-- Exercise directions --
Search the records for the string "label" and return each line that has it.

-- Information provided --
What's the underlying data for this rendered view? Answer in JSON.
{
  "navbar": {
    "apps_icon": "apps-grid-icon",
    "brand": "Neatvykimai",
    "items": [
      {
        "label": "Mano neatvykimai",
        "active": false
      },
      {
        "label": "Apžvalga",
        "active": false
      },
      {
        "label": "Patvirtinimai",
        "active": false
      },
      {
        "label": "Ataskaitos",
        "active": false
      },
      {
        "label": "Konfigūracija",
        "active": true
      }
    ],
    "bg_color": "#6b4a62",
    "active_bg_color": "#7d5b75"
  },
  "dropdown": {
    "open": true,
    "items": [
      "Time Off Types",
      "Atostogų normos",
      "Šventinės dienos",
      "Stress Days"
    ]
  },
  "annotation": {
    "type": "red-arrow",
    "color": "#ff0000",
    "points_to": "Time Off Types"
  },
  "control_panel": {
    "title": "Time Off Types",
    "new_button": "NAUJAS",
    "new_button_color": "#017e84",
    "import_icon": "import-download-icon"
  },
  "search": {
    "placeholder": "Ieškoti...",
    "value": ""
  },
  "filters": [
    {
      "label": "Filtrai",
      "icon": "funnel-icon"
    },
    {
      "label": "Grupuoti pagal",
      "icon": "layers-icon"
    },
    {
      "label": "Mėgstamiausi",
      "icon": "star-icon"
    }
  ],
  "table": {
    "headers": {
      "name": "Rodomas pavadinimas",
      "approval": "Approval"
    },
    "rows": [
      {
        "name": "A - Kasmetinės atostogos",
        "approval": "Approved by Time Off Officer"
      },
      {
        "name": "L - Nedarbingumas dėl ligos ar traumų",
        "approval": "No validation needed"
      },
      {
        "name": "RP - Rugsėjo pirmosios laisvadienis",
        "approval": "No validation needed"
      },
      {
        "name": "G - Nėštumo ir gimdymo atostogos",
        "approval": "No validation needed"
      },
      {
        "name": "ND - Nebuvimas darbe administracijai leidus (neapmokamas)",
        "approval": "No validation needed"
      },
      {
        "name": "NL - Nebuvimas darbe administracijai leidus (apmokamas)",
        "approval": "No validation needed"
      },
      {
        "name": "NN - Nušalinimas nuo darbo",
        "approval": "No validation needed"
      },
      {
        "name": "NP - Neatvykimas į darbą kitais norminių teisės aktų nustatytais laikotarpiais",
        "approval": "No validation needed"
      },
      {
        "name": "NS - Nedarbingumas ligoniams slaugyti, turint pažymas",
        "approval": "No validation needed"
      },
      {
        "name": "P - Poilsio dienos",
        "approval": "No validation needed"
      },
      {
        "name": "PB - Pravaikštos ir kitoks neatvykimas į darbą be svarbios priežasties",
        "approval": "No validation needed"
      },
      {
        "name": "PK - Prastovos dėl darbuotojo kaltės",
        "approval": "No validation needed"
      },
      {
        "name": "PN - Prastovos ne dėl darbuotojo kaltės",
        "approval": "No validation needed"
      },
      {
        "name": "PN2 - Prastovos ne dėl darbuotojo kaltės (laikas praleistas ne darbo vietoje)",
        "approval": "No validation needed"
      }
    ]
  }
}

-- Solution to this task --
        "label": "Mano neatvykimai",
        "label": "Apžvalga",
        "label": "Patvirtinimai",
        "label": "Ataskaitos",
        "label": "Konfigūracija",
      "label": "Filtrai",
      "label": "Grupuoti pagal",
      "label": "Mėgstamiausi",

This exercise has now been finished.